═════ SUPPLIED DATA ═════
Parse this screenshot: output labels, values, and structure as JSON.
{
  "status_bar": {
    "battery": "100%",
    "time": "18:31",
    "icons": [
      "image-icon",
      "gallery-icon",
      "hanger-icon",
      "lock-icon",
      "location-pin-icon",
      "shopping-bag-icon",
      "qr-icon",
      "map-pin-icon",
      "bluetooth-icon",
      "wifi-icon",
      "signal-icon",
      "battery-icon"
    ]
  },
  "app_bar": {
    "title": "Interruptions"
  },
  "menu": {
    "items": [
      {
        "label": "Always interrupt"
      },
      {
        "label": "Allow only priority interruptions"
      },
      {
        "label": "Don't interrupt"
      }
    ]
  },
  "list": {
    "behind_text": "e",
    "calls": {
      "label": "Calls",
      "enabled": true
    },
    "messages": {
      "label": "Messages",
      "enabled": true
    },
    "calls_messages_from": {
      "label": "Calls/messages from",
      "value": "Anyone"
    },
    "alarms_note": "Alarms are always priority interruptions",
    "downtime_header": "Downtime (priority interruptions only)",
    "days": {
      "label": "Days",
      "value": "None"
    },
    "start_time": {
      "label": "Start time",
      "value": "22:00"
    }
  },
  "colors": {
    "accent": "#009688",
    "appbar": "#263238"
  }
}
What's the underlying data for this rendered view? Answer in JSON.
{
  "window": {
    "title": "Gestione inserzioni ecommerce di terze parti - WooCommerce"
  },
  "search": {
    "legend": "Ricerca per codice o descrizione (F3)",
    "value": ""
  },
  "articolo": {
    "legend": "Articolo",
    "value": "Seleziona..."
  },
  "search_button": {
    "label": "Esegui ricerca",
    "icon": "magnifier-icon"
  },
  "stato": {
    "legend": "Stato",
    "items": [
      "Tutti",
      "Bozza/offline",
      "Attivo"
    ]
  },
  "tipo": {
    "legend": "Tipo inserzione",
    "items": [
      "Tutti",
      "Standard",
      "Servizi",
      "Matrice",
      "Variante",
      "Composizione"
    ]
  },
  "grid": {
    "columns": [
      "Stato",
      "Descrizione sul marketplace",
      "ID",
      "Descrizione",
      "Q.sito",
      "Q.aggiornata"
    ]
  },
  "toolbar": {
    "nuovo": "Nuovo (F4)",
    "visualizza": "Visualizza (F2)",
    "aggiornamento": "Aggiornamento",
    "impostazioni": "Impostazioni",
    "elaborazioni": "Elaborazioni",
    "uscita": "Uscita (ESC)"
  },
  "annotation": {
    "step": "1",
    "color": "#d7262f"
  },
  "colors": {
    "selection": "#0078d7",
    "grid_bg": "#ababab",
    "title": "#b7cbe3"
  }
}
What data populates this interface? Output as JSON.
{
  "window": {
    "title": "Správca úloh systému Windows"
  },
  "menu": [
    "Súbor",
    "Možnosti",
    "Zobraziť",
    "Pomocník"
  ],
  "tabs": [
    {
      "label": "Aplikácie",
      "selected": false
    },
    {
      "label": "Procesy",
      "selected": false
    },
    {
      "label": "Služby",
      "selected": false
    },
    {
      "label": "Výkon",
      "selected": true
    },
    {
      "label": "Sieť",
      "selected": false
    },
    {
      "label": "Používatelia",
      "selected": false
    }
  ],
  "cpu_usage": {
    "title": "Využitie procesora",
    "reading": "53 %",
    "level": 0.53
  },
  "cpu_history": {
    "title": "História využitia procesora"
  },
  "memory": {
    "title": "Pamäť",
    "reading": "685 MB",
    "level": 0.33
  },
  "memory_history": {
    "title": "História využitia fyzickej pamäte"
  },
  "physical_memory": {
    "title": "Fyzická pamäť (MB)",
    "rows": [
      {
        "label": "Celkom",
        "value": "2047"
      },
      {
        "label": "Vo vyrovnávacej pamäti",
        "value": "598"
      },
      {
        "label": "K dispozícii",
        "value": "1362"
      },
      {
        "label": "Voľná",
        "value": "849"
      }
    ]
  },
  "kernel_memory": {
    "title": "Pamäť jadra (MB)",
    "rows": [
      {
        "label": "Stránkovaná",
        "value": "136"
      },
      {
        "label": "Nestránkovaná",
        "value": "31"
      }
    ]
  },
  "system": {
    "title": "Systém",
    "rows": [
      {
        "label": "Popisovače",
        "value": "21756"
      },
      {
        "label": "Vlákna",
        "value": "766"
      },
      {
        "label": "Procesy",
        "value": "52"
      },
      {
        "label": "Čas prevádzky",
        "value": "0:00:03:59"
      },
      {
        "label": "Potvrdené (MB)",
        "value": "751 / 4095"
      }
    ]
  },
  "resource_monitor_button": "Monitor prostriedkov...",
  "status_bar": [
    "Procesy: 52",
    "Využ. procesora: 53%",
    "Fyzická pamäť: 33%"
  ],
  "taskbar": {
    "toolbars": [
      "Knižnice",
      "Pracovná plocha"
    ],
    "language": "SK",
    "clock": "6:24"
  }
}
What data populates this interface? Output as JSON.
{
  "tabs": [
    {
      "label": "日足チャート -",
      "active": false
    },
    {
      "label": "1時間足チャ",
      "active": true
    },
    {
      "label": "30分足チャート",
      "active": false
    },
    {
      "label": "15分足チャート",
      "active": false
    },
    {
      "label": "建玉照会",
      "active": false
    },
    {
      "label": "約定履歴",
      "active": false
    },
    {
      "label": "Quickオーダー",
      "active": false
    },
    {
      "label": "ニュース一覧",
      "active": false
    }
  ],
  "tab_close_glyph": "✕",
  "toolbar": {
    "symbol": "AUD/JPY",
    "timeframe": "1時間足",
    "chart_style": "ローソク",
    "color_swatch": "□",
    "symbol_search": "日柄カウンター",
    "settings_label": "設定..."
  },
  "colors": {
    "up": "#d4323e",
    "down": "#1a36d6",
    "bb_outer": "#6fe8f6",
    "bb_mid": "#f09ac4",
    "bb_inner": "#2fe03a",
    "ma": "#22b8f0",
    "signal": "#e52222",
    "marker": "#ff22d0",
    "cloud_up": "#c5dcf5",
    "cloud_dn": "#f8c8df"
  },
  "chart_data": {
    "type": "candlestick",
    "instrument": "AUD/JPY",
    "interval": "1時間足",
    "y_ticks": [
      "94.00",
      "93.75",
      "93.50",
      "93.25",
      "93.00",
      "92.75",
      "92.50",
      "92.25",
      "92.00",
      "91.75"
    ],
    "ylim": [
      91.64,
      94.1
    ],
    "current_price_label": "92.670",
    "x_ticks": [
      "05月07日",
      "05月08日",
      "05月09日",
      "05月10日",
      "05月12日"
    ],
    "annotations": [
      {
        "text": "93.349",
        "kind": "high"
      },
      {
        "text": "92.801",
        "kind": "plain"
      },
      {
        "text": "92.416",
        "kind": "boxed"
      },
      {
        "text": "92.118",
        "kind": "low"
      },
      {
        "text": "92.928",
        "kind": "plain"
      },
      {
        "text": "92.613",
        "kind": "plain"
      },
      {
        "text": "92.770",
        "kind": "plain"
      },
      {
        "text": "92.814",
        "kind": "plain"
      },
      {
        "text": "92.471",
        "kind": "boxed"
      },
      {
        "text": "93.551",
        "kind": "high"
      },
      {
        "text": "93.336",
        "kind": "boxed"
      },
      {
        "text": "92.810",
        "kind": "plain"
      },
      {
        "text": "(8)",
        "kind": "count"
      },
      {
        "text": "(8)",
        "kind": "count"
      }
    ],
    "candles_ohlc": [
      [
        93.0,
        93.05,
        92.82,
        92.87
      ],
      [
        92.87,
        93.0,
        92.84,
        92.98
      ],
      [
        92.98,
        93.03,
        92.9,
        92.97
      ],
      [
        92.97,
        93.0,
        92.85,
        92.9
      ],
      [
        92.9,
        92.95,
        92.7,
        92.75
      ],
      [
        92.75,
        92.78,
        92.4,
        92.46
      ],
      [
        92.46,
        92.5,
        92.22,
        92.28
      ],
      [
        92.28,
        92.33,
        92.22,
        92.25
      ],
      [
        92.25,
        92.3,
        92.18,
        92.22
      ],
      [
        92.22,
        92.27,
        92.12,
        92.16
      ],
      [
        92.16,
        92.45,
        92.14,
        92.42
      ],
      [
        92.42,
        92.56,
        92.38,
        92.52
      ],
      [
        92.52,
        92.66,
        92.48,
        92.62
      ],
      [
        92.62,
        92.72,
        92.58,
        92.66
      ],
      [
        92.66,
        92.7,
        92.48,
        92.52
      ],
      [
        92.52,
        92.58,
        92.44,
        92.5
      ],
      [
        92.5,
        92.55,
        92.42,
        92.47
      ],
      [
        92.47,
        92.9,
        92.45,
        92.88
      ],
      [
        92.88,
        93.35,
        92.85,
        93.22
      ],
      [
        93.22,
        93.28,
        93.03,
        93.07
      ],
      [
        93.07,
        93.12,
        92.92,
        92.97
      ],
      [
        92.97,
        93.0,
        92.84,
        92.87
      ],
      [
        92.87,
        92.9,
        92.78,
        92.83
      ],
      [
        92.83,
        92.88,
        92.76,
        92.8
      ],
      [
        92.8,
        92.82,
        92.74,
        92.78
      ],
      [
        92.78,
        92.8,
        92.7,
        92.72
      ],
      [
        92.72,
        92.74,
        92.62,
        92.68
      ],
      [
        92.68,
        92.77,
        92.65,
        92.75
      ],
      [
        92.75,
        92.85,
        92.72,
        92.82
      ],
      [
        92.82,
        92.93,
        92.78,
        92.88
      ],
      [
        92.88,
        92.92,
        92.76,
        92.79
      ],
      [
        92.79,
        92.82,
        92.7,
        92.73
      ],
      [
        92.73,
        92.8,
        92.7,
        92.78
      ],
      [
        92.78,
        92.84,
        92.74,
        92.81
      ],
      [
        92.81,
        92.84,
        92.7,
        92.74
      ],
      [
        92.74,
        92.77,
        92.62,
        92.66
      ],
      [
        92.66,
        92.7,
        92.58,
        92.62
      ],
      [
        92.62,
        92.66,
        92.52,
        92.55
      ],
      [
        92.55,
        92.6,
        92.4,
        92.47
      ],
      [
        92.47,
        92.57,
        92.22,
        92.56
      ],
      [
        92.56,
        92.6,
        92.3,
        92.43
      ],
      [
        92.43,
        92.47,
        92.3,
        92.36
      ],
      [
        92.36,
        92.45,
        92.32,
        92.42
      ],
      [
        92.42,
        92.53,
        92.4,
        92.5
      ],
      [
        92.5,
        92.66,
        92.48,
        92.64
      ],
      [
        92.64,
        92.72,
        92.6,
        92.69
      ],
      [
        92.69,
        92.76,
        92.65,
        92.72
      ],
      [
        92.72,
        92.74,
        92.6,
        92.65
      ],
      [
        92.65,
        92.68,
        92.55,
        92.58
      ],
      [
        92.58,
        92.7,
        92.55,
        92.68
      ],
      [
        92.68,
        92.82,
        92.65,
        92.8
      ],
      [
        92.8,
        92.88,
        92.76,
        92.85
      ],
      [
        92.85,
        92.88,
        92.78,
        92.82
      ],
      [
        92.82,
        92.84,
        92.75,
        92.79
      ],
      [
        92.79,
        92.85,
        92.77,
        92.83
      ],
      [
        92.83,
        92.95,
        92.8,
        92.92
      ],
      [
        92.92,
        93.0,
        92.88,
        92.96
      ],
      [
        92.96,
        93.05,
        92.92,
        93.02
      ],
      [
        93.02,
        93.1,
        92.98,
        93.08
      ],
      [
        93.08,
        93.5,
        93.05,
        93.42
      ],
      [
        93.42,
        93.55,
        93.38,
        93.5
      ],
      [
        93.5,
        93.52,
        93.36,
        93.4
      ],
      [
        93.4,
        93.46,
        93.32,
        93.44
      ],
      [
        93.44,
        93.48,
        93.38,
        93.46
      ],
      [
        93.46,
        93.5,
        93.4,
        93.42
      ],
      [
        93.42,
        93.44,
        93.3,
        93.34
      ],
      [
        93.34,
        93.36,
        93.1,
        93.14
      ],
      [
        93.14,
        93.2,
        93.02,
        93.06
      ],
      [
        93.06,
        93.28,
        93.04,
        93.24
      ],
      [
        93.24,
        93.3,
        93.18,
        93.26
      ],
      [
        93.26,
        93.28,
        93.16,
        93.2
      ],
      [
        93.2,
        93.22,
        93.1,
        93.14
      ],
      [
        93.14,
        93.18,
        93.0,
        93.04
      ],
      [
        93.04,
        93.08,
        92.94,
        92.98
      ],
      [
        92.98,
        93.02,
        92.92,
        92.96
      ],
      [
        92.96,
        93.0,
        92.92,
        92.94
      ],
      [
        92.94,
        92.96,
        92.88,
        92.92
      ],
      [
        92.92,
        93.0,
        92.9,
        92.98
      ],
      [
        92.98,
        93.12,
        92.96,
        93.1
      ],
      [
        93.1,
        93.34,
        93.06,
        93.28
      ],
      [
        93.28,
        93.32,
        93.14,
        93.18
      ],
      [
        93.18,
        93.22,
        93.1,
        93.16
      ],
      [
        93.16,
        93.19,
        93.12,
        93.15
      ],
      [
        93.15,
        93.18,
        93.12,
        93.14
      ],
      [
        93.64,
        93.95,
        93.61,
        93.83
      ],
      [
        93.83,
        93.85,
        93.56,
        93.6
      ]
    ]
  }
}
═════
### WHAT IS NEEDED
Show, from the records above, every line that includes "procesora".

### WRITTEN REPLY
    "title": "Využitie procesora",
    "title": "História využitia procesora"
    "Využ. procesora: 53%",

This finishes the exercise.